MR. CAREY HAS written nine novels, two of which have won the Booker Prize: Oscar and Lucinda (1988) and The True History of the Kelly Gang (2000). His gift for vivid description includes a kind of noxious genius for the olfactory: for scorched toast, for vomit, for armpits. His writerly gifts also encompass an ability to slip inside the heads of his characters, and then out again, into authorial omniscience. But although he himself was, obviously, once a 7-year-old boy, his Che seems not so much precocious as improbable—fictional, but not in a good way. Or at least so it seems to someone who’s been the mother of such a creature.

A mother is what Che wants, and a father to rescue him. When Dial, who was his baby sitter in childhood (and whose only lover has been his father), appears at his grandmother’s upscale door, he hurls himself at her, in the conviction that she’s the mommy he’s been waiting for. She looks different from her pictures, but that’s pushed aside. Longing triumphs in His Illegal Self, which is a fantasy of wish-fulfillment. For Dial, in turn, loves the child.

The plot proceeds not so much in flashbacks as in switchbacks—a zigzag progression that involves flash-forwards to events that will occur after the book’s ending. Thus the author makes sure we know the boy will be safe. Indeed, we know he will end up in analysis in Manhattan. Mr. Carey wants our attention on the present, without too much worrying about Che’s ultimate safety.

Will the boy realize that Dial isn’t his mother? Will their nudist lawyer get them back to New York? Will the largely unappealing Trevor, the book’s significant adult male—unlettered, paranoid and outlawish—turn out to be friend, or foe? Is he a Caliban or a Ferdinand? Just when we think we can’t stand it anymore, Mr. Carey feeds us backstory, enlists our sympathy, invites us to care. Che wants to be loved, and so does this novel.

 

EARLY ON, THE author introduces the notion of the “DP,” or displaced person. For a while, wondering what inspired this thinly motivated story, I had the idea that Mr. Carey himself felt displaced, perhaps unloved. Awash in the novel’s soup of parent-hunger and child-longing, carried deeper and deeper into a landscape I neither recognized nor enjoyed, I began to feel displaced myself, the unwitting captive on a heedless and bizarre hegira. Looking back—the novelist does it all the time—I see now that Mr. Carey’s Queensland is a green world, a wilderness, one of those places where ordinary rules don’t apply and true natures are revealed.
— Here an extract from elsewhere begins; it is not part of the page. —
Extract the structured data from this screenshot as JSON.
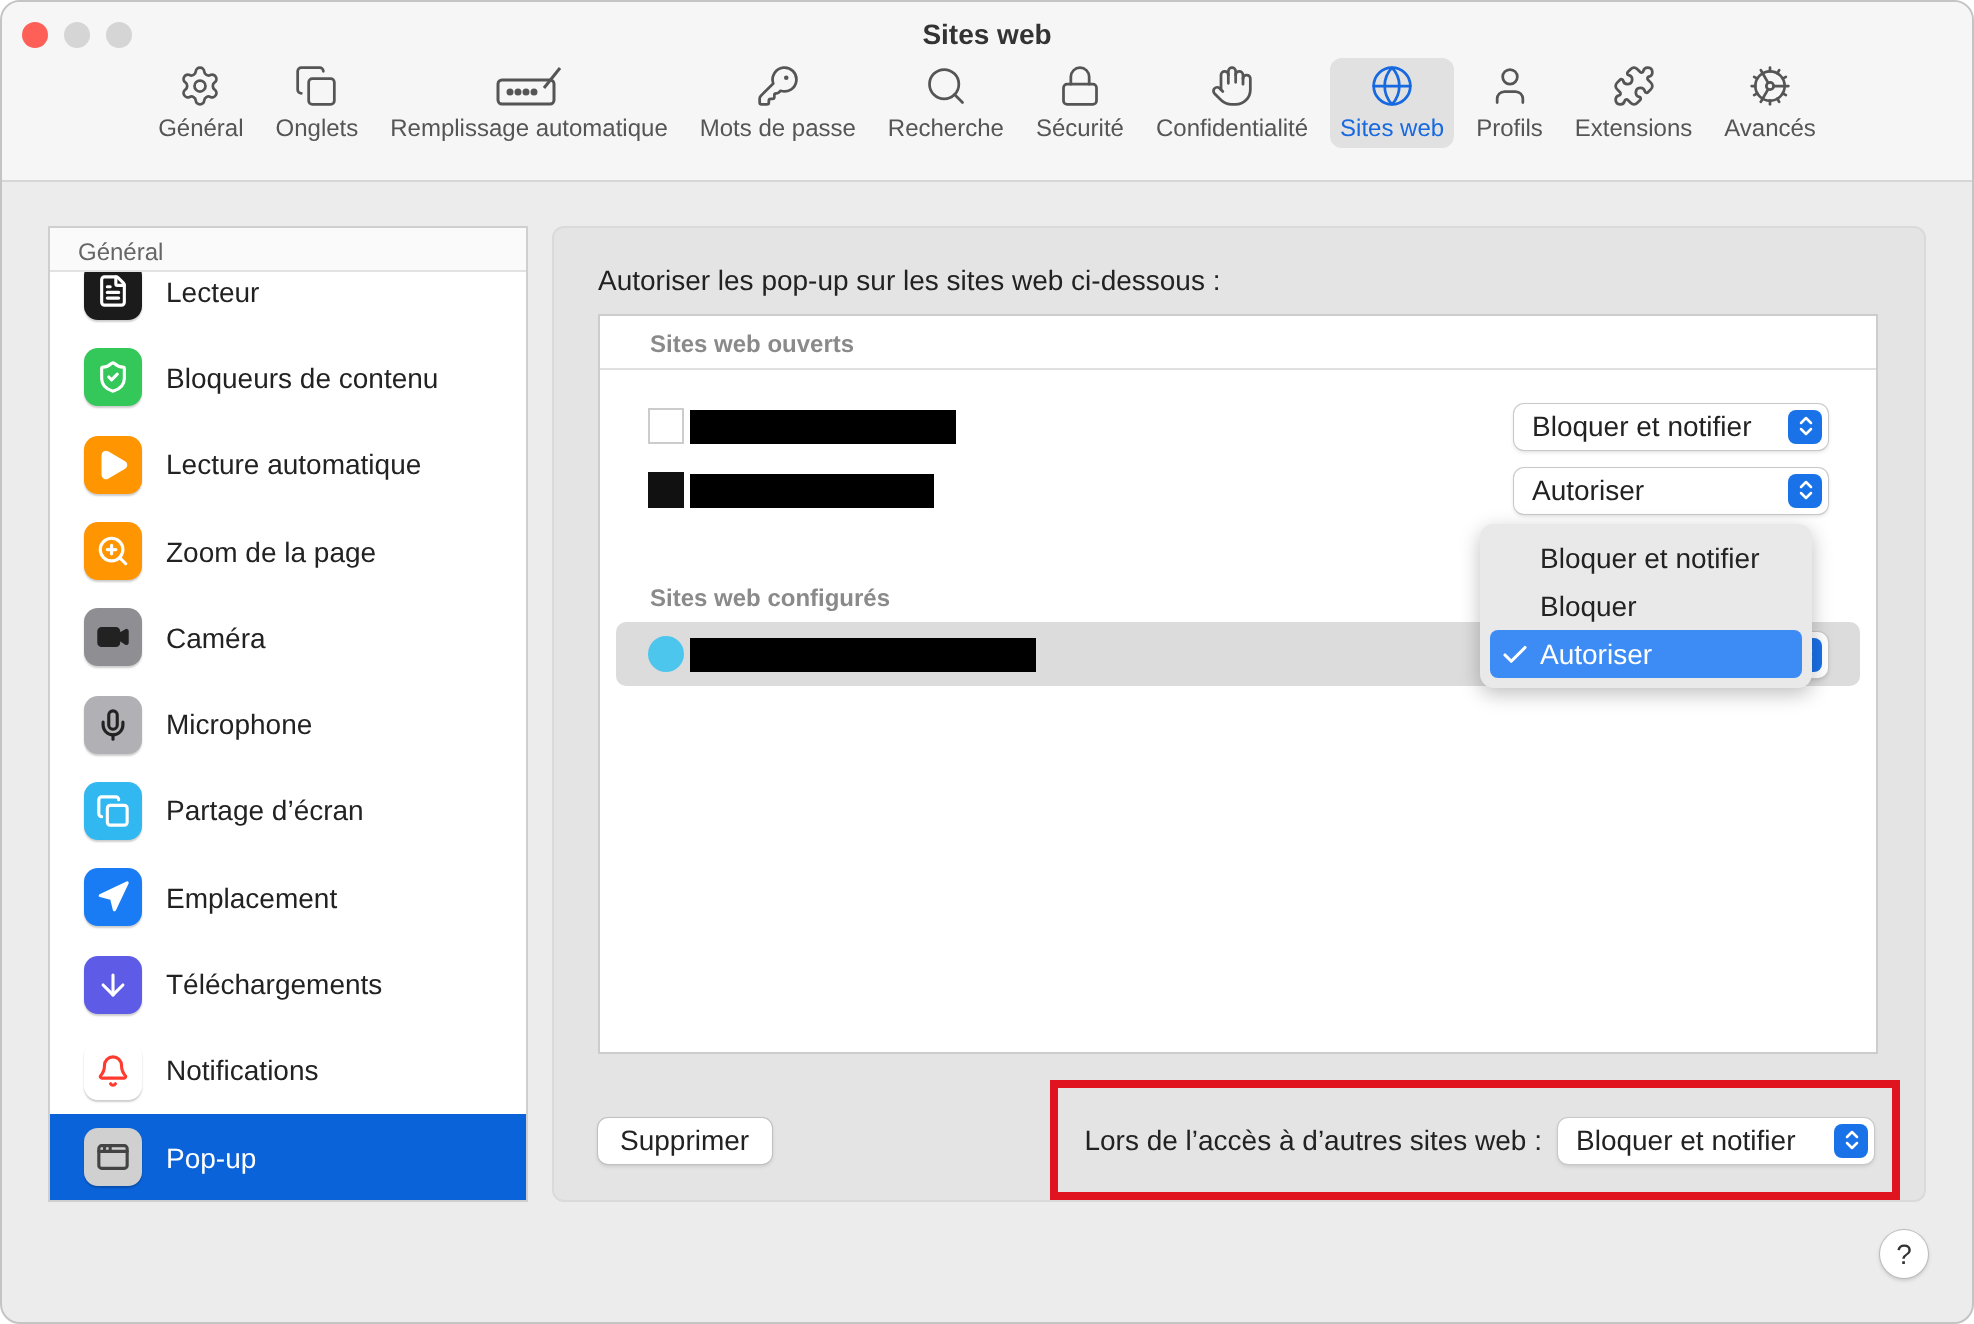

Alas, the novel is compromised by its own primary conceit: that abduction is adoption. It is not. Mr. Carey gives short and unsympathetic shrift to Che’s grandmother (who calls him “Jay”) until very late in the game, when we learn about the nice “Victorian” desserts she used to serve. Meanwhile, though her pain remains conveniently off the page, her wealth and high-handedness do not. She’s more caricature than character. (It’s possible that the least sympathetic reader of this novel would be a mother, for whom kidnapping is a particular horror.)

The end of His Illegal Self is a last-page triumph of Freudian triangulation and future-flash so brilliant it knocks you out. Peter Carey can dazzle. He can write. But whether you will like this book is another story, as much yours as his. Objectivity may be desirable, but subjectivity is all.

 

Nancy Dalva, senior writer at 2wice, can be reached at ndalva@observer.com.